If you think that's an exaggeration, then I will submit you haven't been following press coverage of the FDA very closely. You can, for example, read a New York Times account of May 15, 2020, relatively early in the pandemic, of how a test backed by Bill Gates was used to learn more about the spread of the virus, until the FDA ordered a halt in testing. 

As for my claim that the FDA is holding up vaccines, feel free to offer your own explanation for why the Oxford AstraZeneca has been authorized by the World Health Organization, the United Kingdom, all of the member nations of the European Union (27 countries such as Germany, France, etc.),  India, Mexico and probably some other countries I have forgotten.

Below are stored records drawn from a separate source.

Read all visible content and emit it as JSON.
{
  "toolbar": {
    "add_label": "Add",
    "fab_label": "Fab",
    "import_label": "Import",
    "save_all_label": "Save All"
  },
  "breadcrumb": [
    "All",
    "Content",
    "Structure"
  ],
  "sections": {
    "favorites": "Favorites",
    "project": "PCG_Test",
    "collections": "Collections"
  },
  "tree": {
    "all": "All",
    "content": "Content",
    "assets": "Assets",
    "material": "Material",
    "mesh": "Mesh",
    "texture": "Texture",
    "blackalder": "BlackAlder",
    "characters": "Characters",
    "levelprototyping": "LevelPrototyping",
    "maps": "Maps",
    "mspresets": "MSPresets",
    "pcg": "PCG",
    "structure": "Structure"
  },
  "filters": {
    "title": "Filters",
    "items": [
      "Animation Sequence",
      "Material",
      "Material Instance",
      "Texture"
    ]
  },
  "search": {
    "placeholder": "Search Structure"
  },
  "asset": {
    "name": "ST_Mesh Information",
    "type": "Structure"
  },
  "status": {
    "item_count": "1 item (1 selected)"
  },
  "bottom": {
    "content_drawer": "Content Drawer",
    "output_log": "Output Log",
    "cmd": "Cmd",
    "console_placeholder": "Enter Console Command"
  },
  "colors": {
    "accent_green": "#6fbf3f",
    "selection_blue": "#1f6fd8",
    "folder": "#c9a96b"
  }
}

But here in the land of the free and the home of the brave, I am not free to take it, even if I am brave enough to take a vaccine that's been in use for weeks around the world.

When the Johnson and Johnson pharmaceutical company applied for an Emergency Use Authorization at the FDA on Feb. 4 to distribute its vaccine, the FDA decided to wait more than three weeks before it convenes a panel to discuss the matter. The meeting, in fact, is being held today. The current seven-day average for COVID-19 deaths in the U.S. is 2,174.  So that's what, 40,000 deaths or so while the FDA considers the matter? The 3,000 deaths from the Sept. 11, 2001 terrorist attack were used as an excuse to turn the U.S. into a police state.

As with all of the Wilhelm Reich stuff, only a relatively small number of apparent oddballs seem to think there is anything wrong with the FDA's actions and lack of actions, libertarians on Twitter and the like. It doesn't seem to bother anyone in the Biden administration or anyone I have heard about in the U.S. Congress. 

1 comment:

Hugh said...

It's my view that the FDA and the problems with it that you mention are part of a larger problem with government as we know it. Agencies like the FDA assume that individuals are not equipped to make decisions for and protect themselves. The same goes for virtually every other agency whose role involves placing restrictions on free associations. (At the risk of touching on taboo topics, it's what's bothered me during covid. If there is a private entity willing to serve a private individual, whose business is it to prohibit that relationship?)

In one of his essays, RAW points out that the terms heretic derives from Greek for, to choose. So in essence, a heretic is one who chooses. It's no surprise then, that government has always sought to squash heretics.